- The Missouri Public Service Commission has approved Ameren's first community solar project, with the final size of the installation determined by customer interest, Midwest Energy News reports.
- Midwest Energy News reports Ameren will build at least one, and possibly two, 500-kW solar gardens to which small business and residential customers can subscribe.
- Community solar projects have been growing in popularity in Missouri. Last year the Platte-Clay Electric Cooperative was approved to construct the first garden in the state, a 100 kW system.
Missouri has been working to jumpstart its community solar programs, but most of the success has been concentrated within the state's rural electric cooperatives. Ameren's project, approved last week, could be a sign that the model will continue to spread to bigger service territories.

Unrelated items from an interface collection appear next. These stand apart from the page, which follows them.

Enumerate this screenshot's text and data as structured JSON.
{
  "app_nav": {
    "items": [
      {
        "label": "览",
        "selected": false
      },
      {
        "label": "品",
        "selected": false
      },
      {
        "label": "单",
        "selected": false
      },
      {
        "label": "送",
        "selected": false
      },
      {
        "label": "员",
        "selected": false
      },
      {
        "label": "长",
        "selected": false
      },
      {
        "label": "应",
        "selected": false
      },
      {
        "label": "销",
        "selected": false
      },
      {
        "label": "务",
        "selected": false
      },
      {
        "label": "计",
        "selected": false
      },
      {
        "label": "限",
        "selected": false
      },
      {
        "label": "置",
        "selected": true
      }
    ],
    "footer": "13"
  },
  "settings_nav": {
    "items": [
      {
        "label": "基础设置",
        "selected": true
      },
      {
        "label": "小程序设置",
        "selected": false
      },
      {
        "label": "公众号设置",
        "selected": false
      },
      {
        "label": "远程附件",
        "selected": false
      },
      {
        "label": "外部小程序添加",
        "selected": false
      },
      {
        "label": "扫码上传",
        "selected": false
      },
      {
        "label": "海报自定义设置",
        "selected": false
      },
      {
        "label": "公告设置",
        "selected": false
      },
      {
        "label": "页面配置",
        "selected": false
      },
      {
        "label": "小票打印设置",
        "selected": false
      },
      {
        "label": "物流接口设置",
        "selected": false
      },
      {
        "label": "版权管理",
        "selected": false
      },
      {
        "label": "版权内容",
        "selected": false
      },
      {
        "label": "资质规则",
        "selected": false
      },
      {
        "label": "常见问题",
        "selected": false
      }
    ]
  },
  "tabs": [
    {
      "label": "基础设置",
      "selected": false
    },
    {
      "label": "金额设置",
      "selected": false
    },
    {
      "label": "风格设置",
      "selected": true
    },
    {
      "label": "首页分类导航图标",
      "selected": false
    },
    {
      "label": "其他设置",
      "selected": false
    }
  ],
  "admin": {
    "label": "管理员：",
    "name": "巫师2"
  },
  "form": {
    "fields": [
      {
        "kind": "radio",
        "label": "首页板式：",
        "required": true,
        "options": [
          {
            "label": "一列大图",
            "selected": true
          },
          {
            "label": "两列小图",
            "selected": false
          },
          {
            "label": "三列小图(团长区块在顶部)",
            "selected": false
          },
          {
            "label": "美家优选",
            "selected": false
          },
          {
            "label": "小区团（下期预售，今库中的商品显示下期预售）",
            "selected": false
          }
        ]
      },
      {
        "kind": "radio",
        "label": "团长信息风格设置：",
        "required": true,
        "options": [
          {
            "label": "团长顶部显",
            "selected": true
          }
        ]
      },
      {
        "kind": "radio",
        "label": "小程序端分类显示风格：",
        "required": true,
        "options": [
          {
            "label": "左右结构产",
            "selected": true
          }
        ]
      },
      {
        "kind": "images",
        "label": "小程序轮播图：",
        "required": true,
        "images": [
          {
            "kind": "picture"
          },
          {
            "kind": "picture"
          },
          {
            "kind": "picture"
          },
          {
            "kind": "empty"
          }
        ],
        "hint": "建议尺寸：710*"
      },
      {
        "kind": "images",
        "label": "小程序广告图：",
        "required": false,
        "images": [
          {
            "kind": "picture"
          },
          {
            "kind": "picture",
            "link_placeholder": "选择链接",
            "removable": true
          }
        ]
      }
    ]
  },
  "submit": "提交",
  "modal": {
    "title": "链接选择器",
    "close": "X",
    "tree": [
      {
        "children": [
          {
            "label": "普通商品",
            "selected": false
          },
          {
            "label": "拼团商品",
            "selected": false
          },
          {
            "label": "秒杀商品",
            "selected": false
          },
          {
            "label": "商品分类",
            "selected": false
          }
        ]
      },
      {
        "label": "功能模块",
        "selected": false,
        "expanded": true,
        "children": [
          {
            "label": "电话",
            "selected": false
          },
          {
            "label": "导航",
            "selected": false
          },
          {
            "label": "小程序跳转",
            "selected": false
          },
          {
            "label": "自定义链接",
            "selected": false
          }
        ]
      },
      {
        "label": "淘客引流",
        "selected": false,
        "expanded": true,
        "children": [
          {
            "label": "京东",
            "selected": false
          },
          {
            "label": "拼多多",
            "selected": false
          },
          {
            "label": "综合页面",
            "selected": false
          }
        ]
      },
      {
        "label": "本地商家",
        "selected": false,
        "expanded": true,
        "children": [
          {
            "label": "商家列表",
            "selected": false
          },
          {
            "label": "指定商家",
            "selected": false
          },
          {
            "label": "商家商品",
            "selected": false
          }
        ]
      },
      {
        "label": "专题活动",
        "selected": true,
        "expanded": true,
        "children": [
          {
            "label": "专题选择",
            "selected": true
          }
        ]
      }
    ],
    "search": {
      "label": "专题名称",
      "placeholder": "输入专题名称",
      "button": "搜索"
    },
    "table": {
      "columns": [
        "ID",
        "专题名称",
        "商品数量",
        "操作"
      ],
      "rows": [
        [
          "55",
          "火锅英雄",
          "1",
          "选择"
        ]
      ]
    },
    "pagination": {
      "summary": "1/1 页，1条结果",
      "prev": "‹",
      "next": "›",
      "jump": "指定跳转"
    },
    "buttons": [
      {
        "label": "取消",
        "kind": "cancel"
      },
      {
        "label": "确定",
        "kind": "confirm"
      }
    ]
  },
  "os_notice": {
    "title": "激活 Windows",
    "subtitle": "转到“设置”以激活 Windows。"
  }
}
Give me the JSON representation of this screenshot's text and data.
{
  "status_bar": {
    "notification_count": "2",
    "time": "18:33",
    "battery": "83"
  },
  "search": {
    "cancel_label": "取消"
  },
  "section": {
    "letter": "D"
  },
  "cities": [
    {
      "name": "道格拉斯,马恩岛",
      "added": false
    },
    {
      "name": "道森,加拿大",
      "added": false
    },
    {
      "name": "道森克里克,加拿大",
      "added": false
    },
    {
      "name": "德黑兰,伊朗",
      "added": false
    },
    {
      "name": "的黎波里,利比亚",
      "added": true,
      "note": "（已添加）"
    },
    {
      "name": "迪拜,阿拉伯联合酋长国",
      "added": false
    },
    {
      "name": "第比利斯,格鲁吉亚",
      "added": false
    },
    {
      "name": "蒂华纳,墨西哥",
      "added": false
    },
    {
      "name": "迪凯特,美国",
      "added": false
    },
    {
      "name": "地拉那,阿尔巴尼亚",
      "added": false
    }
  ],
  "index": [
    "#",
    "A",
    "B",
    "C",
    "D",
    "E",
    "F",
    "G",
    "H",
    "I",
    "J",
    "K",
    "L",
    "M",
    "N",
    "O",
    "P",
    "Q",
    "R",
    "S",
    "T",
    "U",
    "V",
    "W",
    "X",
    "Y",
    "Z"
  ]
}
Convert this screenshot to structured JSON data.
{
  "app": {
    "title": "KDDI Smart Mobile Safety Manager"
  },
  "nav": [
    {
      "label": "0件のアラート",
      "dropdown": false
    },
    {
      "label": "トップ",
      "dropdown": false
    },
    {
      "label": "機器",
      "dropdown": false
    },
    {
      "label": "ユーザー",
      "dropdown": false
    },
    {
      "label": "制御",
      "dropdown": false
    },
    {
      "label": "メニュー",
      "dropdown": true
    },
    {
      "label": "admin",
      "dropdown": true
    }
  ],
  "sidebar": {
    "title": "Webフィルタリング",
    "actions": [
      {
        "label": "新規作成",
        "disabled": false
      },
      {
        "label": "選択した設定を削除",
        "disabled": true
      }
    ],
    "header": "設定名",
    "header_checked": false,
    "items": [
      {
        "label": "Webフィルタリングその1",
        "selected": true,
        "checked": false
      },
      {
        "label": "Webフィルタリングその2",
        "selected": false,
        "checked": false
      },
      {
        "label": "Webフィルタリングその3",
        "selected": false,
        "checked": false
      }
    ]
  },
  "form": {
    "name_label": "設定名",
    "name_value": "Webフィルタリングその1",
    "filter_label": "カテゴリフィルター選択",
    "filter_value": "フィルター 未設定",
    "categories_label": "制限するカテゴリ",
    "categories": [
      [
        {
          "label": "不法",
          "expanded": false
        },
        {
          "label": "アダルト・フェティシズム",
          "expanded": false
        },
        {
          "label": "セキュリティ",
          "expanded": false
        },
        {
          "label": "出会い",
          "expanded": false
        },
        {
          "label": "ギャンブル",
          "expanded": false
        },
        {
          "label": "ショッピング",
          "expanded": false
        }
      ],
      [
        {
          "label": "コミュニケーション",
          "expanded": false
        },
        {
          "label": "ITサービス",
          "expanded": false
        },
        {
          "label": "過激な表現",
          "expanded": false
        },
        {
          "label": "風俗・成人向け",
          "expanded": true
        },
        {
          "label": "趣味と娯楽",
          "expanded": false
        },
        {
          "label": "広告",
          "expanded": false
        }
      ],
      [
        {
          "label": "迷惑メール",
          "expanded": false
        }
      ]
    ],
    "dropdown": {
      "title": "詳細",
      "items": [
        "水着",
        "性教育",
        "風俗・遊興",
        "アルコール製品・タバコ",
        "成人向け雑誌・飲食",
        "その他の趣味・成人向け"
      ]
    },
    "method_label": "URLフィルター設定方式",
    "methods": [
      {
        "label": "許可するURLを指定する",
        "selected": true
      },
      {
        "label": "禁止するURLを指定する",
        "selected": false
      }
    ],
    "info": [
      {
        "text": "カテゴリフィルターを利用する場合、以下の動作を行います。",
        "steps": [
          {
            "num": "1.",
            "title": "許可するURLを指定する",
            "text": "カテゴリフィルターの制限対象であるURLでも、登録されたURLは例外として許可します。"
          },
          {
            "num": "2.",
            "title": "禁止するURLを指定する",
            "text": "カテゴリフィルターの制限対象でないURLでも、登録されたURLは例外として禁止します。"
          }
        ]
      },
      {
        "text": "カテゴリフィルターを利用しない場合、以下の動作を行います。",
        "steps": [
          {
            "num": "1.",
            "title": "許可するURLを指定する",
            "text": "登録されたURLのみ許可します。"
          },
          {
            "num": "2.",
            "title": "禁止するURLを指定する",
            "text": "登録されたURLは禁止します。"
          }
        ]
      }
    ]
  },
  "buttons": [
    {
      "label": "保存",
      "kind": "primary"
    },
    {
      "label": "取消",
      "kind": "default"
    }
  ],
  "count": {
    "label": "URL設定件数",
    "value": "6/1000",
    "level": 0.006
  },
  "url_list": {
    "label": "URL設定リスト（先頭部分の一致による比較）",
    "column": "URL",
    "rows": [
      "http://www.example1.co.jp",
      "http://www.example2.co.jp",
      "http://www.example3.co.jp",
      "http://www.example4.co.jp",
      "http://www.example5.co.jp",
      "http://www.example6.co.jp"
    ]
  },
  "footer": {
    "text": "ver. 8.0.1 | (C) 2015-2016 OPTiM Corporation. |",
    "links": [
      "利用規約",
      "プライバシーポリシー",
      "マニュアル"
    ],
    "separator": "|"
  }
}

Caleb Arthur, who heads up the Missouri Solar Energy Industries Association, told Midwest Energy News that regulators' decision last week "sends a very good signal to industry and consumers that utilities are starting to invest more in renewable energy, and are allowing customers to invest in it also."
Missouri gets most of its power from coal, but has seen a growing interest in renewable energy from customers. Community solar in particular has proven a popular option among utilities looking to broaden renewable access to customers, while also serving lower-income communities. It also serves customers without a proper roof for residential arrays. Less than 30% of residential rooftop area is suitable for hosting a system, according to a report from the National Renewable Energy Laboratory.
Other states beginning to embrace community solar include Maryland, which just implemented its first three- year pilot community solar program, allowing co-ops and municipal utilities to participate.